Take each line below that has "true" and copy it.

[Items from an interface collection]
"""
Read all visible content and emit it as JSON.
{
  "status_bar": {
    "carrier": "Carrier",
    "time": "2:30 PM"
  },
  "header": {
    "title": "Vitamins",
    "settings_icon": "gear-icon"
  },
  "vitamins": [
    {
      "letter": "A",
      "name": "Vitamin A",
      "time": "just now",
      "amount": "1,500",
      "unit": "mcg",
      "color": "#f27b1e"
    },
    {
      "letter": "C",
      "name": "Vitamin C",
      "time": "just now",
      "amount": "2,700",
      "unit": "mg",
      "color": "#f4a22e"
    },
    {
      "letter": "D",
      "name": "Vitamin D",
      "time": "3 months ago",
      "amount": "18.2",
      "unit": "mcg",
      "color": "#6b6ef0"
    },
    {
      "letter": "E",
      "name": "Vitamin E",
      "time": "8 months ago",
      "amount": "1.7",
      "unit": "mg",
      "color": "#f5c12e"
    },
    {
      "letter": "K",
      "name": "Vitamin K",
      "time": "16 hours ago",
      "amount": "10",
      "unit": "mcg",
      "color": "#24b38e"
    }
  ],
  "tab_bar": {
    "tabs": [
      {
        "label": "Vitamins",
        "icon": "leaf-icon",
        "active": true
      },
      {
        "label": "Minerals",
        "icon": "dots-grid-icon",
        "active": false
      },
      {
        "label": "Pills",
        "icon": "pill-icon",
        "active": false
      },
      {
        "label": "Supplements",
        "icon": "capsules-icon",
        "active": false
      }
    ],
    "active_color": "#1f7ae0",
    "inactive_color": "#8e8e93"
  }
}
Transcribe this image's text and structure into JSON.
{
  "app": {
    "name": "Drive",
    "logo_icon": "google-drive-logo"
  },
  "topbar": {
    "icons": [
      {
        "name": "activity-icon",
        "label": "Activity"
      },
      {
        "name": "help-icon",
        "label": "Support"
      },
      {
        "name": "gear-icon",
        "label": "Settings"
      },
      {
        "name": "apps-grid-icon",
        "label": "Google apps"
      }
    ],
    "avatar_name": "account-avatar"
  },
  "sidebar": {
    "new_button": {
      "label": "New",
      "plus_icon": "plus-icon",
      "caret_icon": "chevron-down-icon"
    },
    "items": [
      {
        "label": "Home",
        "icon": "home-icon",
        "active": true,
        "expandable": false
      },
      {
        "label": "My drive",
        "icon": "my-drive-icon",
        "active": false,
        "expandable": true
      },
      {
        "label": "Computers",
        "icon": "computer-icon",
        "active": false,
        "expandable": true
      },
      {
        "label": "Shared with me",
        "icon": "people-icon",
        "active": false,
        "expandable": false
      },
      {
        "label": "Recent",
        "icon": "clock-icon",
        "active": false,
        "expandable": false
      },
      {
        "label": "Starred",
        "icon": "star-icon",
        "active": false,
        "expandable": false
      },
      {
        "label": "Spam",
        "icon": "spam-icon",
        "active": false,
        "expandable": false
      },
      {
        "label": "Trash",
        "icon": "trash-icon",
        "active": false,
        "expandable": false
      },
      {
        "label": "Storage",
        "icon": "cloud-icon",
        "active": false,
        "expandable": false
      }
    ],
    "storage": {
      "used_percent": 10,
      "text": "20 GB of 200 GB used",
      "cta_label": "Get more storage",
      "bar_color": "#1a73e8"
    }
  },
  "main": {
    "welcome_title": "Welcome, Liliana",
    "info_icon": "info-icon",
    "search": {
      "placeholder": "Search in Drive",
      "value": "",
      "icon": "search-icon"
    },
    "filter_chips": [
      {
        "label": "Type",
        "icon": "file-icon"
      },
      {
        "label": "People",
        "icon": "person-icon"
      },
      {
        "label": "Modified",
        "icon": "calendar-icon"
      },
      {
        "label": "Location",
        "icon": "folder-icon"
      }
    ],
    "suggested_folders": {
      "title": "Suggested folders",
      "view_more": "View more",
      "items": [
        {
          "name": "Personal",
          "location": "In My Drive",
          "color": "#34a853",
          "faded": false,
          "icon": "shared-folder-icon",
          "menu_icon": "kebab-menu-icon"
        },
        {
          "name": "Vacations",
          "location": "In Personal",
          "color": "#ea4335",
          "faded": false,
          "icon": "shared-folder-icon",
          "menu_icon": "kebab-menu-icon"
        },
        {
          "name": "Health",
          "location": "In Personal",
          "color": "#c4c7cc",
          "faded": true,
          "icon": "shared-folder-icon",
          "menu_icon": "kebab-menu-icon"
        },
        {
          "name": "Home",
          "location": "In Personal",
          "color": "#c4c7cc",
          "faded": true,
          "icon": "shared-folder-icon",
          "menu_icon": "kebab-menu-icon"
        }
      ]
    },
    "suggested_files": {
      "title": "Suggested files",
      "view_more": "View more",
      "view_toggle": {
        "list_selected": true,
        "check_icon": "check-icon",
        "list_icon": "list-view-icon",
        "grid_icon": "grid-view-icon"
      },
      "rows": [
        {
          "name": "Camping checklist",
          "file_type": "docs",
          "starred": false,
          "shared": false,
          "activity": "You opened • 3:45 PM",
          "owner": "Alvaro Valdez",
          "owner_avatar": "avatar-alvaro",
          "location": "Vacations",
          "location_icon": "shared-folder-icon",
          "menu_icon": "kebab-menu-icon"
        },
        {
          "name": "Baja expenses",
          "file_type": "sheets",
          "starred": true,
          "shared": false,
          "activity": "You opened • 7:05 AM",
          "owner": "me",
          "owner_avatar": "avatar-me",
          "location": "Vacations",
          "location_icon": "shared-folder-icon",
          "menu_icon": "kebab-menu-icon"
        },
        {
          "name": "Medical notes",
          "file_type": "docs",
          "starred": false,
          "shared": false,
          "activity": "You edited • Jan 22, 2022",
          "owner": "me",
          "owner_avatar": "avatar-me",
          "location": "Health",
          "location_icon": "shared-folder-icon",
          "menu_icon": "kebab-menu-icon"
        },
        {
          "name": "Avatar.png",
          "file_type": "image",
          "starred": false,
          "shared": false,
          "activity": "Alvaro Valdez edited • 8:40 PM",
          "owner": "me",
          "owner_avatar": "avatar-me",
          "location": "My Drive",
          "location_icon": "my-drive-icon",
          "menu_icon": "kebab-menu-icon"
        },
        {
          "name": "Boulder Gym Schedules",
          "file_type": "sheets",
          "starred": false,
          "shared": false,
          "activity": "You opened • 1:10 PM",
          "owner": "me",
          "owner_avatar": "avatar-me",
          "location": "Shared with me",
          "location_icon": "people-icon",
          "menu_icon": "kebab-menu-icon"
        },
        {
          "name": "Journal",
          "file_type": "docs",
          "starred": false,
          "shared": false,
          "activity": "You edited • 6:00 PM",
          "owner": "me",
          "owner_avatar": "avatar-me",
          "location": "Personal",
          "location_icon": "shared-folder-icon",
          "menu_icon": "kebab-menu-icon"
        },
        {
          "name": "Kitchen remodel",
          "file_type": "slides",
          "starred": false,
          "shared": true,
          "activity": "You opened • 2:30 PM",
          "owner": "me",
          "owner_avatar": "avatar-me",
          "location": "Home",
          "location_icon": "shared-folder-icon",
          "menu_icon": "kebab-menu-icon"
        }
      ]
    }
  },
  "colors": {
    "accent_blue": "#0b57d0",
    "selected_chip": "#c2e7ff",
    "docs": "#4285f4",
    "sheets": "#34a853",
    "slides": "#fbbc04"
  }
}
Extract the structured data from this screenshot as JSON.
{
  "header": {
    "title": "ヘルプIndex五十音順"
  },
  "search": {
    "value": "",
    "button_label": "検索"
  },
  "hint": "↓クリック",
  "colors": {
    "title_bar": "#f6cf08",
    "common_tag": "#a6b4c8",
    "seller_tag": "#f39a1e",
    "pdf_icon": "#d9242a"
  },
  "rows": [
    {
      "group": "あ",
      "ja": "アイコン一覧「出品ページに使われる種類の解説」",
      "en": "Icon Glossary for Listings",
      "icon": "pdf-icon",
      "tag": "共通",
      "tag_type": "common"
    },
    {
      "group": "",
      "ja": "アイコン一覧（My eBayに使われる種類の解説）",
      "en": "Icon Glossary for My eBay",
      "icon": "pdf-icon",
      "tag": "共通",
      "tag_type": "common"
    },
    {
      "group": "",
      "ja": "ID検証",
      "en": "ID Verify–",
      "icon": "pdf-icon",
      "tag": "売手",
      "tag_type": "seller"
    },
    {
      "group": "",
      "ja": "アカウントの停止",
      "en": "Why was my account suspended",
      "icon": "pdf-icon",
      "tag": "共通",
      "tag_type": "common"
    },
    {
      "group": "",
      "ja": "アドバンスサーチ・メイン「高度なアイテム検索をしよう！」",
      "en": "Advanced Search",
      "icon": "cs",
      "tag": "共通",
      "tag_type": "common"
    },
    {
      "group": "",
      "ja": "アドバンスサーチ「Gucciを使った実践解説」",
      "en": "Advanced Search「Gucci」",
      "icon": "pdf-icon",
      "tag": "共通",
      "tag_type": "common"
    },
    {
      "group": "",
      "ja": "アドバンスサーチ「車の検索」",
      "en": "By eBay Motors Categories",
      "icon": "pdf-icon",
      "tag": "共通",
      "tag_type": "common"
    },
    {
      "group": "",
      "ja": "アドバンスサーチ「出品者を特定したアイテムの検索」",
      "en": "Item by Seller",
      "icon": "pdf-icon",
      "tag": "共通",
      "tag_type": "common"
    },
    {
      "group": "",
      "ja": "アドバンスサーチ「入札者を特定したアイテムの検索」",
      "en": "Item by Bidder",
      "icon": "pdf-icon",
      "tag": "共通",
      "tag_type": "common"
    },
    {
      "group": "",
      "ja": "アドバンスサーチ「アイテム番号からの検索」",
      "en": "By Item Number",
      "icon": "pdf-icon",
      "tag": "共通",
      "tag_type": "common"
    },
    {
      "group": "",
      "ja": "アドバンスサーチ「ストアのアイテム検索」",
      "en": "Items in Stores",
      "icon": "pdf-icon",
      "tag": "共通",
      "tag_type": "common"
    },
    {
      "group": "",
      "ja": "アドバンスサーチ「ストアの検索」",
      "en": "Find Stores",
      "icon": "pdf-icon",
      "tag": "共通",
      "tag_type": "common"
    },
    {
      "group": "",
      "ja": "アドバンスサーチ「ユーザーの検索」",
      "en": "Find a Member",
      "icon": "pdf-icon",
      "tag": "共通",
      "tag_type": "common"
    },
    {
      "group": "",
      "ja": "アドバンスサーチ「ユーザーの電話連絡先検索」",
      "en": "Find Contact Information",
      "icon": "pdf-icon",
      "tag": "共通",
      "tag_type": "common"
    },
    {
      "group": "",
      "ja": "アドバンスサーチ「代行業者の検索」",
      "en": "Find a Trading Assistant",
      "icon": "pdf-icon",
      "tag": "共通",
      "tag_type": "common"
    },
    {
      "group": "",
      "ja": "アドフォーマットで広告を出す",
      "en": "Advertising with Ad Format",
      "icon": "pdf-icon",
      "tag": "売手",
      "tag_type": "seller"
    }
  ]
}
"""
### Solved problem
        "active": true
        "active": true,
        "expandable": true
        "expandable": true
          "faded": true,
          "faded": true,
        "list_selected": true,
          "starred": true,
          "shared": true,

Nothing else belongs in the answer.